If anything, we are likely to spend longer around the table en famille. In 1975, 87 per cent of meals at home were eaten in less than 30 minutes, compared to 83 per cent in 2000. "It is reasonable to assume that people who sit down for more than 30 minutes are most likely to do it with either their families or visitors," said Dr Southerton.

25 years of social change


Viewing has increased most rapidly in the Netherlands and Norway but, surprisingly, remains at similar levels in the UK and has fallen in America. The average minutes per day watching TV here were 122 in 1975 and 129 in 2000. People in all four countries now spend less time listening to the radio and walking. Walking took up six minutes a day in the UK in 1975 and three minutes a day in 2000 - perhaps a result of the availability of cars.


There is an evident passion for gardening among people in the UK, which has led to a nine-minute per day increase (from eight to 17 minutes). Religious activities are also up among those surveyed in Britain, though the figures are not exactly encouraging: one minute in 1975 to three a day in 2000.


Despite the advent of TV chefs, we are spending less time preparing meals in 2000 than we did in 1975, though men are spending a lot more time in the kitchen and women a lot less. And because of modern conveniences, we also have more time to sleep. We spent 451 minutes asleep in each 24 hours in 1975, and 503 minutes in 2000

Dinner party memories

Claire Rayner Agony Aunt

Ken and Barbara Follett had a dinner party just after Tony Blair won the Labour leadership. I was sitting next to Blair, with Hugh Laurie nearby. I thought I would much rather be next to Hugh Laurie. My husband was between Fay Weldon and Joan Collins. It was so star-studded it was a joke.

Rowan Pelling Former Editor, 'Erotic Review'

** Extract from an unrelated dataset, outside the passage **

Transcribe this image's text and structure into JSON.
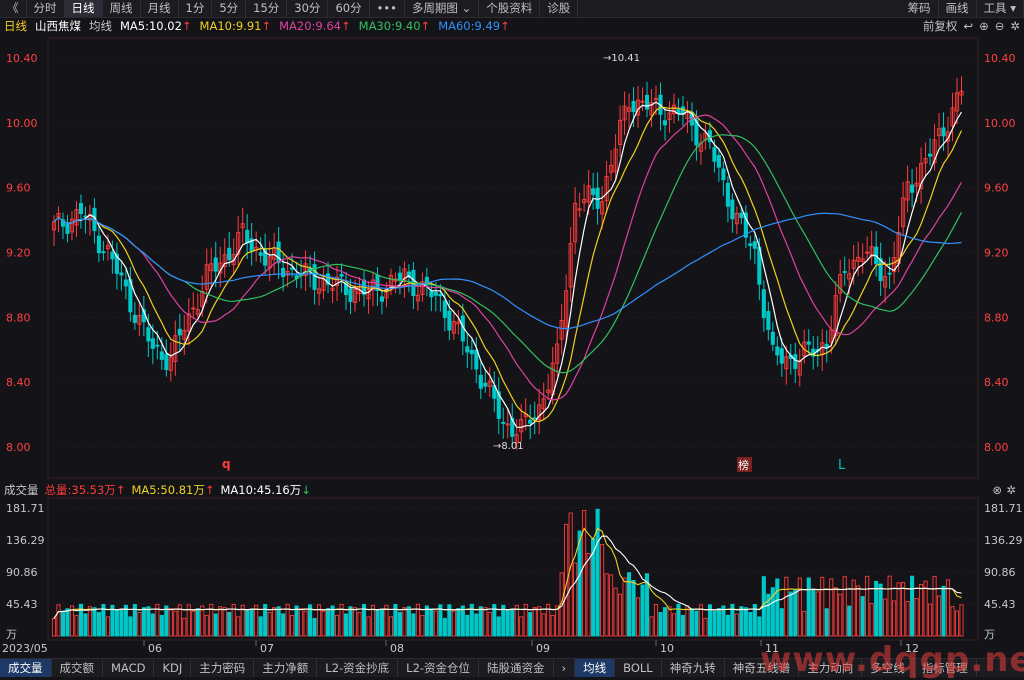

I threw a "toga" dinner party at 17 which was the bottom line of sophistication. I couldn't cook, so I made grilled grapefruit as a starter. Not only was it a disgusting concept but I managed to burn it. By that stage, four of the guests had not turned up and they were the much-needed boys. It was one of those events where the boy you ask for yourself ends up snogging someone else.

Shazia Mirza Comedian

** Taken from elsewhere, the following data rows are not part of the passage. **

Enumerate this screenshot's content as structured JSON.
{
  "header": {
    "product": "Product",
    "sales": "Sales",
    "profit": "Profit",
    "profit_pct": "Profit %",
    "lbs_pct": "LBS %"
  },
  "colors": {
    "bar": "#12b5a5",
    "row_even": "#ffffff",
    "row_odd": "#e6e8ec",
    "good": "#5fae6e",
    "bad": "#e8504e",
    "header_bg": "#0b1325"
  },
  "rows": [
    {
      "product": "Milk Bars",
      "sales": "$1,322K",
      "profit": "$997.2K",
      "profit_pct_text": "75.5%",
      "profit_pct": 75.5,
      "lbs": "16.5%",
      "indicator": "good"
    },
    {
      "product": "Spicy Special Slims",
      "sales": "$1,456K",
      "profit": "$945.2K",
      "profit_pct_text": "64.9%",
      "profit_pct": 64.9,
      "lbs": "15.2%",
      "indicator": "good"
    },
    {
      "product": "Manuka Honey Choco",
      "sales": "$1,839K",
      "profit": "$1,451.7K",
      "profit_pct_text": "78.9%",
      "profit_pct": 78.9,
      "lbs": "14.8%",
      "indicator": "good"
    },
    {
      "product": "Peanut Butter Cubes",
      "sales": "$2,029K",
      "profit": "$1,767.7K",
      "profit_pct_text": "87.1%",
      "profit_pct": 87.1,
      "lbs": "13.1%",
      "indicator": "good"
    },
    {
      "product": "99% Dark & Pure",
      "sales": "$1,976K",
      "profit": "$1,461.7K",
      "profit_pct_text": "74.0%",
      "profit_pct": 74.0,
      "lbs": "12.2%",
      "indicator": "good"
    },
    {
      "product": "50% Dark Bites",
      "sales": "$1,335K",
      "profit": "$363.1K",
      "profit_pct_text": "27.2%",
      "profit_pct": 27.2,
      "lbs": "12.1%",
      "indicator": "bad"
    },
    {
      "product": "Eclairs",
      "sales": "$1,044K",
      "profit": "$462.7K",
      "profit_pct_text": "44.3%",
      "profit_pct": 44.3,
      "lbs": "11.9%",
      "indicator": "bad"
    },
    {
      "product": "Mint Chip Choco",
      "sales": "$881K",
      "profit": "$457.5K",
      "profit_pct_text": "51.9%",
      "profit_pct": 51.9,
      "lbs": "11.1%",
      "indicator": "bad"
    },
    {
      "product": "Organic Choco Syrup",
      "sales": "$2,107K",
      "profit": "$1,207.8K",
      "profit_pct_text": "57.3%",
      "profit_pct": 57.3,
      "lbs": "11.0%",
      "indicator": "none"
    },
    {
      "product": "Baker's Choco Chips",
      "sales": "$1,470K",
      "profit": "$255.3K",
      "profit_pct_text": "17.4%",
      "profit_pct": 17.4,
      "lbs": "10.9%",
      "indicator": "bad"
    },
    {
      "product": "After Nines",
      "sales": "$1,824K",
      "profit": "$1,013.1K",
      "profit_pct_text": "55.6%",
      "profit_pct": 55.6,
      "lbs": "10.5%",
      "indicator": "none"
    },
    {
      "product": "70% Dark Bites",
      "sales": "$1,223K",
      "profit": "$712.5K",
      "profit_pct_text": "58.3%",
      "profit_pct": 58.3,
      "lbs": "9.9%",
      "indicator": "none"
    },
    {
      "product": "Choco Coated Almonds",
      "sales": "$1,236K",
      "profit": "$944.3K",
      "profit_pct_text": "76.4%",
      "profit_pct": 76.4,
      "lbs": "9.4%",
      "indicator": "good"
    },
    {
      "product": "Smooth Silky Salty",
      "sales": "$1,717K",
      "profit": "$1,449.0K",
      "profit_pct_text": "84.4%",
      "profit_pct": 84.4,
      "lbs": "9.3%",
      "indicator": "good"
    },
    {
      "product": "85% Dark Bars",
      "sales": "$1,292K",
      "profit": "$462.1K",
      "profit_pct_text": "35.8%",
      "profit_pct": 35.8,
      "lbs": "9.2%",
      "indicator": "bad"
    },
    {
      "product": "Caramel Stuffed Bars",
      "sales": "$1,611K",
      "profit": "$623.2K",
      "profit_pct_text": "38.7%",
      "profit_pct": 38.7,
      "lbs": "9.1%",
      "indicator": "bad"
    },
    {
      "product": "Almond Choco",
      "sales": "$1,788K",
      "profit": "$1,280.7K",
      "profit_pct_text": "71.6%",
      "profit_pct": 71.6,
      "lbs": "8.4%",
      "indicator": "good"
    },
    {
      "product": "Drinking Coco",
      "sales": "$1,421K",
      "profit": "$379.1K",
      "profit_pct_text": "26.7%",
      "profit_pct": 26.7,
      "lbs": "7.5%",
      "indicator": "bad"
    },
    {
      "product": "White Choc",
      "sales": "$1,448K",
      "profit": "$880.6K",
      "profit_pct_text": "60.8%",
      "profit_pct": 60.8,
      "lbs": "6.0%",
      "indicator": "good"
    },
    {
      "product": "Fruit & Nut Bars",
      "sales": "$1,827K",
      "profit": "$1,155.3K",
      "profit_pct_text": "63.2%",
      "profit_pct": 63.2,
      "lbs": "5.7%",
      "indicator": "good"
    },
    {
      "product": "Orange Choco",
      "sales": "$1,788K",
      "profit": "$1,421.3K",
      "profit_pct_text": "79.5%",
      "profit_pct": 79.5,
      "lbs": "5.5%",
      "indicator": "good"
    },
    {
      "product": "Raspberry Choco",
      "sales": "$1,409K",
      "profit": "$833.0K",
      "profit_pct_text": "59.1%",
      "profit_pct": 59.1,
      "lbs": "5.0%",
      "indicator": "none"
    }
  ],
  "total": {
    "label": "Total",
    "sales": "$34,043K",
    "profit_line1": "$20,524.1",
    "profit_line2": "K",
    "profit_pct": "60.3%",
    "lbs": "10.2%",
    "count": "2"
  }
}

My parents had dinner parties with neighbours and family when I was about seven or eight. They were memorable because of my mum's bad cooking. She put too much chilli in everything. All the food had chilli, even the cakes. People would pretend to eat it but when they left we'd find curries chucked over the garden wall.

Stephen Bayley Style Guru

Last Christmas I reviewed food books for Radio 4, reserving special scorn for a fish encyclopaedia. Days later I found myself at dinner sitting next to the author. The two of us might have avoided the issue had not our hostess said by way of breaking the ice: "Oh yes, Stephen reviewed your book on the radio."

Arifa Akbar and Victoria Durham